To help burnish his image with Israel’s non-Russian electorate, Lieberman enlisted Yair Shamir, the pedigreed son of a pre-state warrior and former Likud prime minister, as No. 2 on his party’s slate.
A former Israel Air Force officer, accomplished businessman and former chairman of Israel Aerospace Industries, Shamir’s name has also been raised as possible defense minister. But since the Likud-Israel Our Home deal precludes Lieberman from claiming both the foreign and defense ministry portfolios in the coming government, Shamir’s prospects for MoD are much likelier in any prospective future Lieberman-dominated government.
What About Fuad?
In the event that the Barak-abandoned Labor Party now led by former television journalist Shelly Yachimovich scores strong in the polls, Netanyahu-Lieberman may be forced to hammer out a coalition deal with those still committed to realizing Rabin’s two-state vision of a secure Israel alongside a viable Palestine.

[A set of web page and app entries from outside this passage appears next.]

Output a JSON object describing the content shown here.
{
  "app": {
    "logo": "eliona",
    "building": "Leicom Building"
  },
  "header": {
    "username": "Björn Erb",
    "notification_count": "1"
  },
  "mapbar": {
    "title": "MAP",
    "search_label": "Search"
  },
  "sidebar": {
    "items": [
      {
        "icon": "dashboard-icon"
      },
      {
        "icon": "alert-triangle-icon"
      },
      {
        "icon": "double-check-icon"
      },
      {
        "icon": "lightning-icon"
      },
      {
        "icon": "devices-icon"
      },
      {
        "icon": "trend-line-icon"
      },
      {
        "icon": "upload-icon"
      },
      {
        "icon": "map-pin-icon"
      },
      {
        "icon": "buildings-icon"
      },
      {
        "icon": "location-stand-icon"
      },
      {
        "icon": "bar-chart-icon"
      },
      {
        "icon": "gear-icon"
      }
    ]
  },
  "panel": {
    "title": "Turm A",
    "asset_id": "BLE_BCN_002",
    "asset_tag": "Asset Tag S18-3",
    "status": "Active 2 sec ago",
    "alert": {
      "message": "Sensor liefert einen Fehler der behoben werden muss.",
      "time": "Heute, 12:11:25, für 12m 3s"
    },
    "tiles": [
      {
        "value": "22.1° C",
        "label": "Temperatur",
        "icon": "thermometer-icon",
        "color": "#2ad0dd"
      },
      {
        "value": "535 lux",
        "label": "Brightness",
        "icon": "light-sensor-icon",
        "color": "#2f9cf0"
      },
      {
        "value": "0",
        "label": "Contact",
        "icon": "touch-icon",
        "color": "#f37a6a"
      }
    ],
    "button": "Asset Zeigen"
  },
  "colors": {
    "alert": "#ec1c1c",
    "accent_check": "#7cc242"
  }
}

A Ha’aretz poll on Nov. 27 projected 18 seats for Labor and 11 for the right-wing Shas religious party. The poll projected a combined 17 seats for new centrist parties established by former Foreign Minister Tsipi Livni, TV personality Yair Lapid and the remnants of Ariel Sharon’s Kadima Party now led by Shaul Mofaz, another former defense minister and IDF chief of staff.
And while myriad names are bandied about as prospective candidates for defense minister under a Netanyahu-Lieberman-led coalition government, a possible choice is Ben-Eliezer, the veteran Labor Party politician.
At 75 and still recovering from a serious illness in late 2010, Ben-Eliezer poses no threat to the political ambitions of Lieberman and other rising stars within the ranks of Netanyahu’s Likud Party.
A retired major general and former defense minister, Ben-Eliezer has ample experience in the security sphere and could serve as a credible counterweight to government hard-liners in working with the White House toward a Palestinian peace deal.
“Fuad could succeed where Barak failed, in bridging the gaps between the White House and the prime minister’s office on the Palestinian issue. The question is, does he have the physical strength needed for the job?” an Israeli lawmaker told Defense News.
“It all depends on how well we do in elections and the coalition negotiations to come after that,” Ben-Eliezer told Defense News Nov. 27. “But I’m completely healthy, ready and most definitely willing to return to MoD and help steer our government through the enormous security challenges ahead.”